>>>
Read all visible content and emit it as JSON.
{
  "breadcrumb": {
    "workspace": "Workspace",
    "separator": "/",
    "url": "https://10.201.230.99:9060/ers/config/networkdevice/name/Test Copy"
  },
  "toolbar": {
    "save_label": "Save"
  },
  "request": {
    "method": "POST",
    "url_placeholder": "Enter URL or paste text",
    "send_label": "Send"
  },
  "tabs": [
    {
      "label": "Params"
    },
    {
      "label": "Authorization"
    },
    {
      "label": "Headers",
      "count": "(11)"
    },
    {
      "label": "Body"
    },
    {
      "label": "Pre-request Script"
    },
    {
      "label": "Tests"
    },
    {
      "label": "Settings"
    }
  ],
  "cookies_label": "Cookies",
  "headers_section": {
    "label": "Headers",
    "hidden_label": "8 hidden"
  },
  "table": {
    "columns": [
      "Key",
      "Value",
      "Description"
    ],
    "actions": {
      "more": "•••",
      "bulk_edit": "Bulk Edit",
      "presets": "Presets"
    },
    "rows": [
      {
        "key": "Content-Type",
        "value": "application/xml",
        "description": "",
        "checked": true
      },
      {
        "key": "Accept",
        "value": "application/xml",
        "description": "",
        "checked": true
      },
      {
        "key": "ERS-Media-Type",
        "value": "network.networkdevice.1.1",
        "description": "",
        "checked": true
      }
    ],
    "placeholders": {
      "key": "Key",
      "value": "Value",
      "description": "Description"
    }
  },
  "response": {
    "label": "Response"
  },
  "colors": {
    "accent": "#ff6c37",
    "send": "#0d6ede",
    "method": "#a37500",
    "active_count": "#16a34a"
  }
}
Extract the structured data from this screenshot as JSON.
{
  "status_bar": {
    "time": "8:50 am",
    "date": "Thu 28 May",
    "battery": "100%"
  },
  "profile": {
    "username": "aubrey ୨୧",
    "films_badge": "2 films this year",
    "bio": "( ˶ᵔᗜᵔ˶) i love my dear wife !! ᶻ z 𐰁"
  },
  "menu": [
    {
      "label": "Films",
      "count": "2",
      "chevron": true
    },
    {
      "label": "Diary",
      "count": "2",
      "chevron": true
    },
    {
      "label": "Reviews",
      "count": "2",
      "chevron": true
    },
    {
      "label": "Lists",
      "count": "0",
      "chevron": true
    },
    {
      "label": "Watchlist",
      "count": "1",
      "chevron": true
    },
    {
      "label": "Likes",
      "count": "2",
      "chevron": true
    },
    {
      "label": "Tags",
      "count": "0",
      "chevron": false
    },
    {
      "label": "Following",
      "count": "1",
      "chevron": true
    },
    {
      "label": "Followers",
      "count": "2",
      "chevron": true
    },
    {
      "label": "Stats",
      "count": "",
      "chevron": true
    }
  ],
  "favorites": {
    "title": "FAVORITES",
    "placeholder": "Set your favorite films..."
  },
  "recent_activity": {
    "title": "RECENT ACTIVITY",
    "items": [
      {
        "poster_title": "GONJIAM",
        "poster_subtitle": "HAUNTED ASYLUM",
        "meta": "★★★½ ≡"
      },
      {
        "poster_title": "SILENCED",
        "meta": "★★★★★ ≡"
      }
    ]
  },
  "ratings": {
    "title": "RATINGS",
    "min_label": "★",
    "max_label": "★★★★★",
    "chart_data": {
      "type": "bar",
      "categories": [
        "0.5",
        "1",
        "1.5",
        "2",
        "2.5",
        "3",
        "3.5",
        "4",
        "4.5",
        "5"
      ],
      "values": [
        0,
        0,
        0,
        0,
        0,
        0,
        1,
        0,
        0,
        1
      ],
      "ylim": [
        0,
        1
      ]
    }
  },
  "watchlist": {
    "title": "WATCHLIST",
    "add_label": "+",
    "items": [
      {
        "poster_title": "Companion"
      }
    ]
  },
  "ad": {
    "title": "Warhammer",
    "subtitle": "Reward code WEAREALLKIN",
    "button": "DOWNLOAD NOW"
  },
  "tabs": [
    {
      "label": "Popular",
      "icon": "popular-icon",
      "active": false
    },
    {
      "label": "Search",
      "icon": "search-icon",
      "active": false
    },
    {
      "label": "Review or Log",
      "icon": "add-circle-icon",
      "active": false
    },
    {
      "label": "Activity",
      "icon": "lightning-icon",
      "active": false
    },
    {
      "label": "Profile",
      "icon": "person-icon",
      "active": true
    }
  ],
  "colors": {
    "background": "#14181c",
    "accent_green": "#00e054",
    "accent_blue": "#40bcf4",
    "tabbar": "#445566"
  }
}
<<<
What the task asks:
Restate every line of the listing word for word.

Written response:
Read all visible content and emit it as JSON.
{
  "breadcrumb": {
    "workspace": "Workspace",
    "separator": "/",
    "url": "https://10.201.230.99:9060/ers/config/networkdevice/name/Test Copy"
  },
  "toolbar": {
    "save_label": "Save"
  },
  "request": {
    "method": "POST",
    "url_placeholder": "Enter URL or paste text",
    "send_label": "Send"
  },
  "tabs": [
    {
      "label": "Params"
    },
    {
      "label": "Authorization"
    },
    {
      "label": "Headers",
      "count": "(11)"
    },
    {
      "label": "Body"
    },
    {
      "label": "Pre-request Script"
    },
    {
      "label": "Tests"
    },
    {
      "label": "Settings"
    }
  ],
  "cookies_label": "Cookies",
  "headers_section": {
    "label": "Headers",
    "hidden_label": "8 hidden"
  },
  "table": {
    "columns": [
      "Key",
      "Value",
      "Description"
    ],
    "actions": {
      "more": "•••",
      "bulk_edit": "Bulk Edit",
      "presets": "Presets"
    },
    "rows": [
      {
        "key": "Content-Type",
        "value": "application/xml",
        "description": "",
        "checked": true
      },
      {
        "key": "Accept",
        "value": "application/xml",
        "description": "",
        "checked": true
      },
      {
        "key": "ERS-Media-Type",
        "value": "network.networkdevice.1.1",
        "description": "",
        "checked": true
      }
    ],
    "placeholders": {
      "key": "Key",
      "value": "Value",
      "description": "Description"
    }
  },
  "response": {
    "label": "Response"
  },
  "colors": {
    "accent": "#ff6c37",
    "send": "#0d6ede",
    "method": "#a37500",
    "active_count": "#16a34a"
  }
}
Extract the structured data from this screenshot as JSON.
{
  "status_bar": {
    "time": "8:50 am",
    "date": "Thu 28 May",
    "battery": "100%"
  },
  "profile": {
    "username": "aubrey ୨୧",
    "films_badge": "2 films this year",
    "bio": "( ˶ᵔᗜᵔ˶) i love my dear wife !! ᶻ z 𐰁"
  },
  "menu": [
    {
      "label": "Films",
      "count": "2",
      "chevron": true
    },
    {
      "label": "Diary",
      "count": "2",
      "chevron": true
    },
    {
      "label": "Reviews",
      "count": "2",
      "chevron": true
    },
    {
      "label": "Lists",
      "count": "0",
      "chevron": true
    },
    {
      "label": "Watchlist",
      "count": "1",
      "chevron": true
    },
    {
      "label": "Likes",
      "count": "2",
      "chevron": true
    },
    {
      "label": "Tags",
      "count": "0",
      "chevron": false
    },
    {
      "label": "Following",
      "count": "1",
      "chevron": true
    },
    {
      "label": "Followers",
      "count": "2",
      "chevron": true
    },
    {
      "label": "Stats",
      "count": "",
      "chevron": true
    }
  ],
  "favorites": {
    "title": "FAVORITES",
    "placeholder": "Set your favorite films..."
  },
  "recent_activity": {
    "title": "RECENT ACTIVITY",
    "items": [
      {
        "poster_title": "GONJIAM",
        "poster_subtitle": "HAUNTED ASYLUM",
        "meta": "★★★½ ≡"
      },
      {
        "poster_title": "SILENCED",
        "meta": "★★★★★ ≡"
      }
    ]
  },
  "ratings": {
    "title": "RATINGS",
    "min_label": "★",
    "max_label": "★★★★★",
    "chart_data": {
      "type": "bar",
      "categories": [
        "0.5",
        "1",
        "1.5",
        "2",
        "2.5",
        "3",
        "3.5",
        "4",
        "4.5",
        "5"
      ],
      "values": [
        0,
        0,
        0,
        0,
        0,
        0,
        1,
        0,
        0,
        1
      ],
      "ylim": [
        0,
        1
      ]
    }
  },
  "watchlist": {
    "title": "WATCHLIST",
    "add_label": "+",
    "items": [
      {
        "poster_title": "Companion"
      }
    ]
  },
  "ad": {
    "title": "Warhammer",
    "subtitle": "Reward code WEAREALLKIN",
    "button": "DOWNLOAD NOW"
  },
  "tabs": [
    {
      "label": "Popular",
      "icon": "popular-icon",
      "active": false
    },
    {
      "label": "Search",
      "icon": "search-icon",
      "active": false
    },
    {
      "label": "Review or Log",
      "icon": "add-circle-icon",
      "active": false
    },
    {
      "label": "Activity",
      "icon": "lightning-icon",
      "active": false
    },
    {
      "label": "Profile",
      "icon": "person-icon",
      "active": true
    }
  ],
  "colors": {
    "background": "#14181c",
    "accent_green": "#00e054",
    "accent_blue": "#40bcf4",
    "tabbar": "#445566"
  }
}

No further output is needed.